something different. Sometimes it works and sometimes it doesn't.
AG Do you allow yourself to make changes to any of the output layers?
PW It depends what you mean by 'changes'. Once the pigment is encased in medium there is very little opportunity for change. If something is not working I can manipulate, add another layer of colour or take off something. Having said that, I prefer not to. I like the surprises and mostly leave them be. I will turn their faces to the wall for a while and see how I feel about them when I turn them round. I can always start again.
RU Has transparency entered your work before working digitally?
PW Yes, although I was perhaps not aware of the thread.
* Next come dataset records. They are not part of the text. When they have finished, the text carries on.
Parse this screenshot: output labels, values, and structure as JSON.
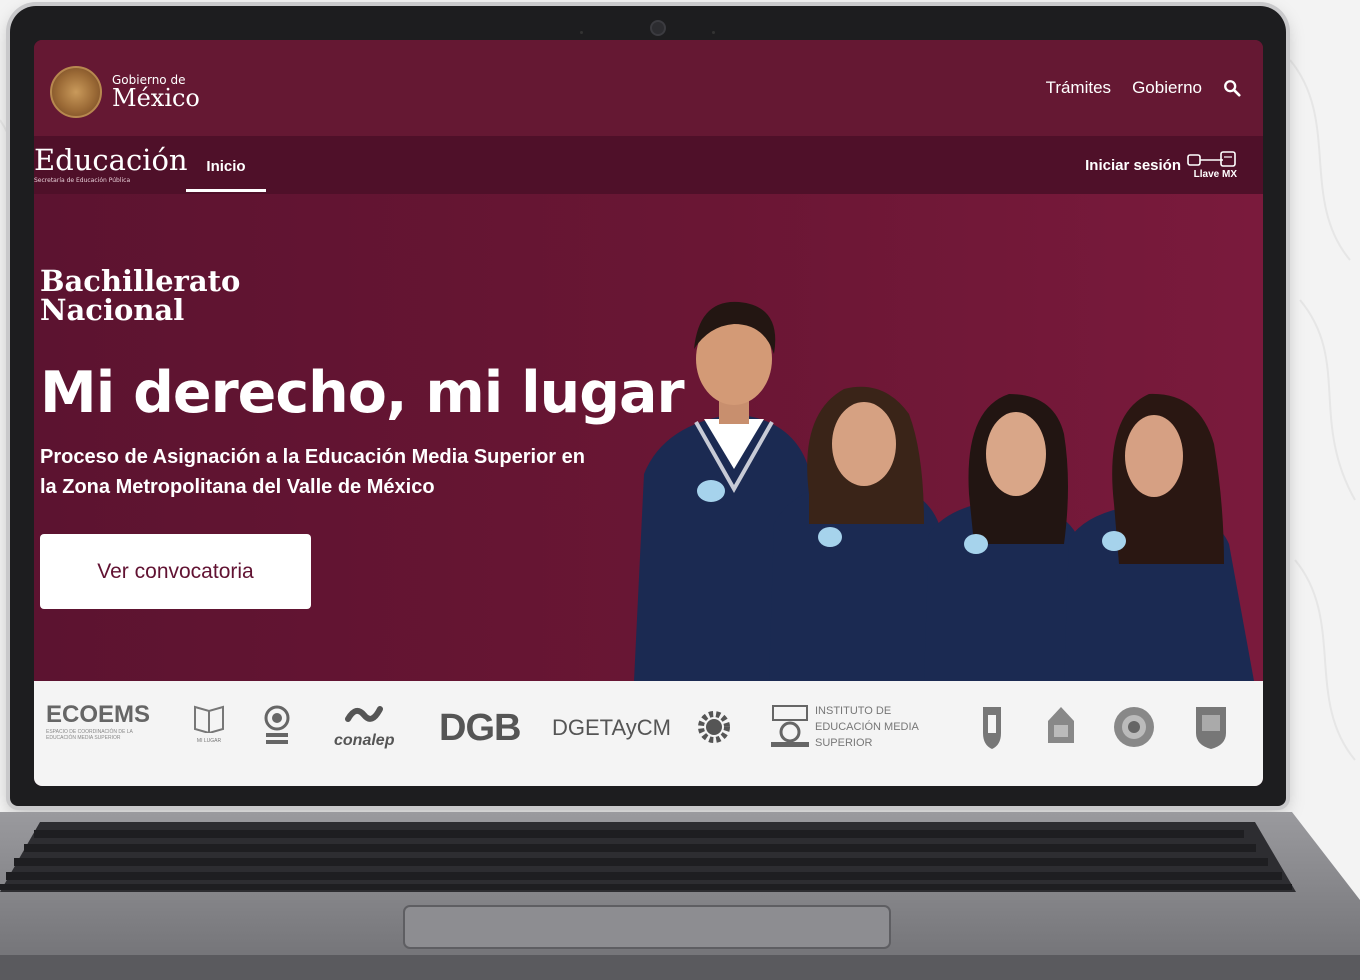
{
  "header": {
    "gov_small": "Gobierno de",
    "gov_big": "México",
    "nav": [
      "Trámites",
      "Gobierno"
    ]
  },
  "subnav": {
    "brand_title": "Educación",
    "brand_sub": "Secretaría de Educación Pública",
    "tab": "Inicio",
    "login_label": "Iniciar sesión",
    "llave_label": "Llave MX"
  },
  "hero": {
    "kicker": "Bachillerato\nNacional",
    "title": "Mi derecho, mi lugar",
    "description": "Proceso de Asignación a la Educación Media Superior en la Zona Metropolitana del Valle de México",
    "button": "Ver convocatoria"
  },
  "partners": {
    "ecoems": "ECOEMS",
    "ecoems_sub": "ESPACIO DE COORDINACIÓN DE LA EDUCACIÓN MEDIA SUPERIOR",
    "milugar": "MI LUGAR",
    "conalep": "conalep",
    "dgb": "DGB",
    "dgetaycm": "DGETAyCM",
    "ipn": "IPN",
    "iems": "INSTITUTO DE EDUCACIÓN MEDIA SUPERIOR"
  },
  "colors": {
    "brand_primary": "#611232",
    "brand_header": "#651833",
    "brand_subbar": "#4f1029",
    "uniform_navy": "#1b2a52"
  },
  "icons": [
    "search-icon",
    "gov-seal-icon",
    "llave-mx-icon"
  ]
}
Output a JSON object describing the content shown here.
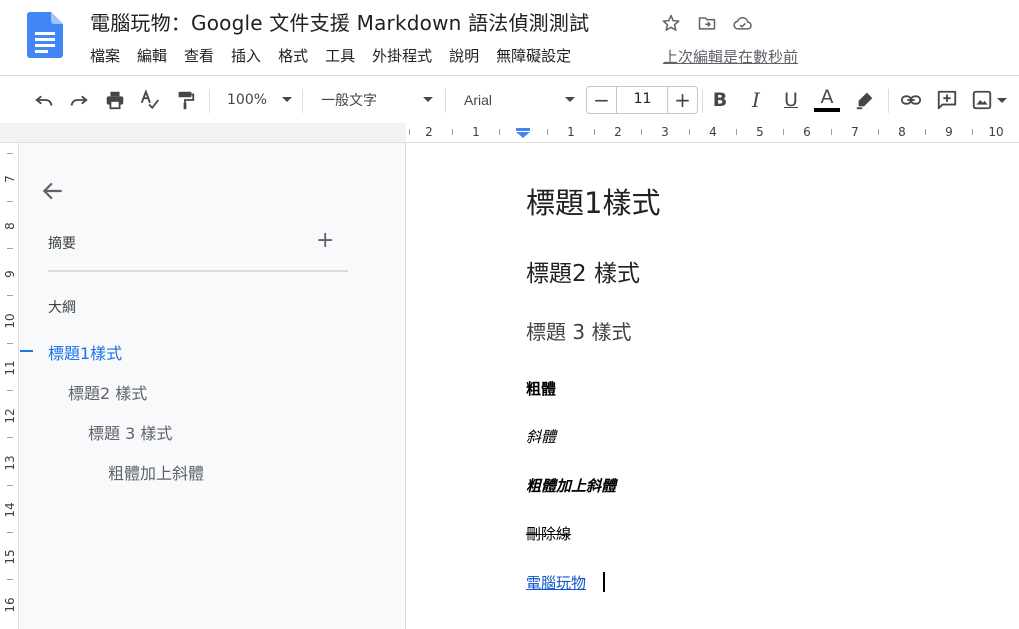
{
  "document": {
    "title": "電腦玩物：Google 文件支援 Markdown 語法偵測測試",
    "last_edit": "上次編輯是在數秒前"
  },
  "title_icons": [
    "star-icon",
    "move-to-folder-icon",
    "cloud-saved-icon"
  ],
  "menu": [
    "檔案",
    "編輯",
    "查看",
    "插入",
    "格式",
    "工具",
    "外掛程式",
    "說明",
    "無障礙設定"
  ],
  "toolbar": {
    "zoom": "100%",
    "style": "一般文字",
    "font": "Arial",
    "font_size": "11",
    "minus": "−",
    "plus": "+",
    "bold": "B",
    "italic": "I",
    "underline": "U",
    "text_color": "A",
    "text_color_hex": "#000000"
  },
  "ruler": {
    "h_labels": [
      "2",
      "1",
      "1",
      "2",
      "3",
      "4",
      "5",
      "6",
      "7",
      "8",
      "9",
      "10"
    ],
    "v_labels": [
      "7",
      "8",
      "9",
      "10",
      "11",
      "12",
      "13",
      "14",
      "15",
      "16"
    ]
  },
  "outline_panel": {
    "summary_label": "摘要",
    "add": "+",
    "outline_label": "大綱",
    "items": [
      {
        "text": "標題1樣式",
        "level": 1,
        "active": true
      },
      {
        "text": "標題2 樣式",
        "level": 2,
        "active": false
      },
      {
        "text": "標題 3 樣式",
        "level": 3,
        "active": false
      },
      {
        "text": "粗體加上斜體",
        "level": 4,
        "active": false
      }
    ]
  },
  "body": {
    "h1": "標題1樣式",
    "h2": "標題2 樣式",
    "h3": "標題 3 樣式",
    "bold": "粗體",
    "italic": "斜體",
    "bold_italic": "粗體加上斜體",
    "strikethrough": "刪除線",
    "link": "電腦玩物"
  },
  "colors": {
    "accent": "#1a73e8",
    "link": "#1155cc",
    "docs_blue": "#4285f4"
  }
}
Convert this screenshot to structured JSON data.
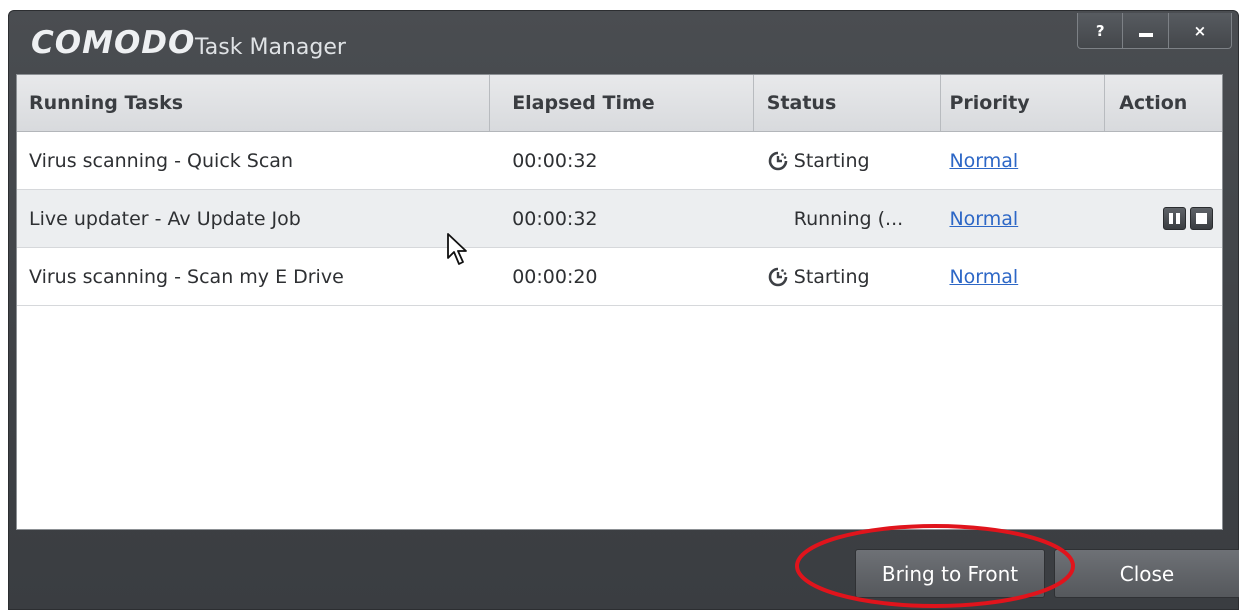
{
  "brand": "COMODO",
  "app_title": "Task Manager",
  "window_controls": {
    "help": "?",
    "close": "×"
  },
  "columns": [
    "Running Tasks",
    "Elapsed Time",
    "Status",
    "Priority",
    "Action"
  ],
  "tasks": [
    {
      "name": "Virus scanning - Quick Scan",
      "elapsed": "00:00:32",
      "status": "Starting",
      "status_icon": "clock-icon",
      "priority": "Normal",
      "actions": []
    },
    {
      "name": "Live updater - Av Update Job",
      "elapsed": "00:00:32",
      "status": "Running (...",
      "status_icon": "",
      "priority": "Normal",
      "actions": [
        "pause-icon",
        "stop-icon"
      ]
    },
    {
      "name": "Virus scanning - Scan my E Drive",
      "elapsed": "00:00:20",
      "status": "Starting",
      "status_icon": "clock-icon",
      "priority": "Normal",
      "actions": []
    }
  ],
  "buttons": {
    "bring_to_front": "Bring to Front",
    "close": "Close"
  },
  "colors": {
    "title_bar": "#3f4246",
    "link": "#2d67c6",
    "highlight_ring": "#e0141c"
  }
}
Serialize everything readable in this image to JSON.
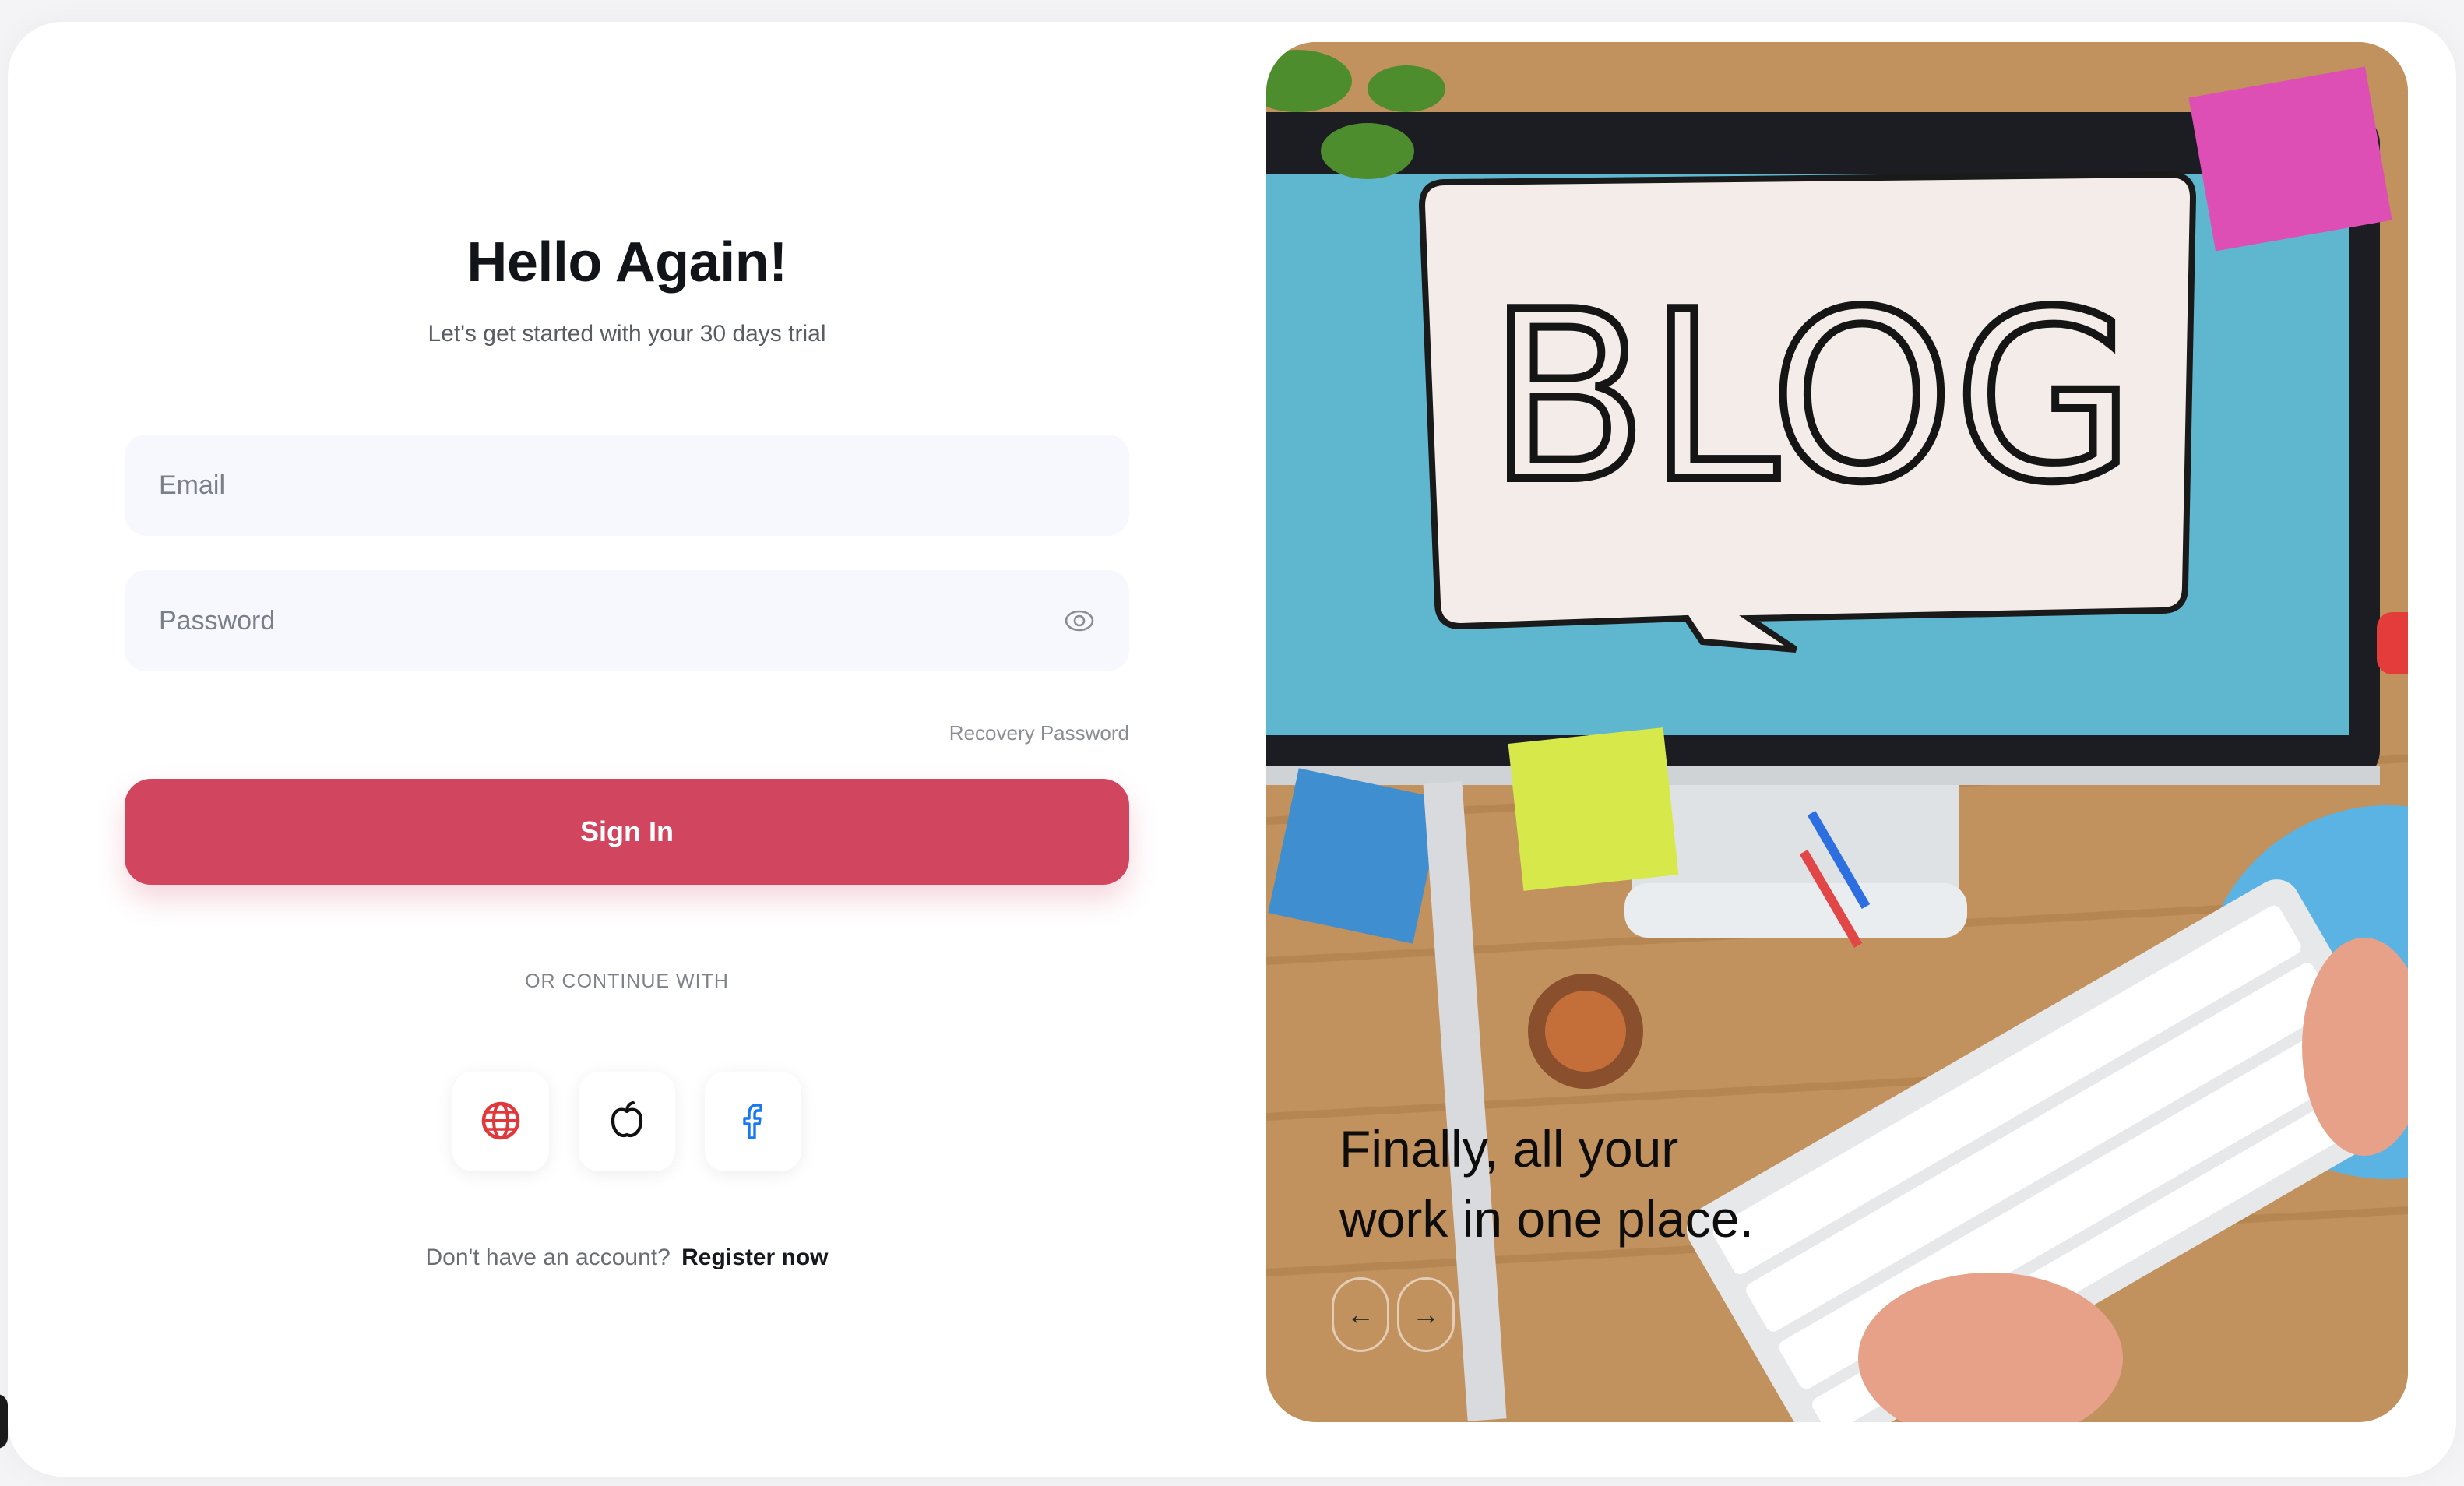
{
  "form": {
    "title": "Hello Again!",
    "subtitle": "Let's get started with your 30 days trial",
    "email_placeholder": "Email",
    "password_placeholder": "Password",
    "recovery_label": "Recovery Password",
    "signin_label": "Sign In",
    "divider_label": "OR CONTINUE WITH",
    "socials": [
      {
        "icon": "globe-icon",
        "color": "#e0383b"
      },
      {
        "icon": "apple-icon",
        "color": "#111111"
      },
      {
        "icon": "facebook-icon",
        "color": "#1877f2"
      }
    ],
    "register_prompt": "Don't have an account?",
    "register_link": "Register now"
  },
  "hero": {
    "tagline_line1": "Finally, all your",
    "tagline_line2": "work in one place.",
    "screen_text": "BLOG",
    "prev_icon": "arrow-left-icon",
    "next_icon": "arrow-right-icon"
  },
  "colors": {
    "accent": "#d1455f",
    "field_bg": "#f7f8fd",
    "title": "#111418"
  }
}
Looking back at notebooks and slides of earlier work I realise I
continually came back to transparent objects and space. I used to collect transparent plastic bottles and plastic bits and pieces, convinced I would find a use for them but I couldn't bend and shape them in the way I wanted. I worked with resin which was good but it is so hard and shiny and again not pliable. So when I look back I can see this constant interest in plastic stuff, plastic see-through stuff. I just love it.
AG What stops you from displaying it in that form?
PW It comes back to the way the light goes through the pigment. It is necessary for the light to travel through to the white backing and return, preferably through the colour. I've used heat sealed plastic but then you've got this untouched smooth surface again. I like the fact that you can see that it's layered and that it's physically layered and not just an illusion of layers.
RU So do you see your pictures as sculptures as well as painting?
PW There is a stage when a piece has a three dimensional quality but then they cling to a flat surface.
RU But no one sees that do they?
PW No, this aspect of the work is not seen.
RU Its sculptural stage is a transitional form if you like before it comes back round to being a two dimensional object.
AG Do you think that people who like paintings are perhaps better equipped to read the work than those who enjoy digital art?
PW I would like to think that my work could be appreciated by both.
RU Does it matter if some people might not realise that you've used a computer to make the work?
PW No. If they responded to my work, I think it would be rather good for them to find out afterwards. Particularly if they have
preconceived ideas about what digital art is and perhaps were not keen on computers.
RU Are you happy being called a digital artist? Or do you feel there are no labels or terms?
PW I see myself as an artist. I just happen to use a computer. I think labels like 'digital artist' are restricting because a
computer is merely one of the many tools at the artist's disposal.
AG Will you continue to use the computer?
PW Yes, this is only a beginning. I said before that I couldn't see the point in using a computer to do what we can already do by other means. I believe that the computer can do something else. I have made a start in thinking about what that something else could be.
Published 2000 by Colville Place Gallery
Copyright Penelope Wakeham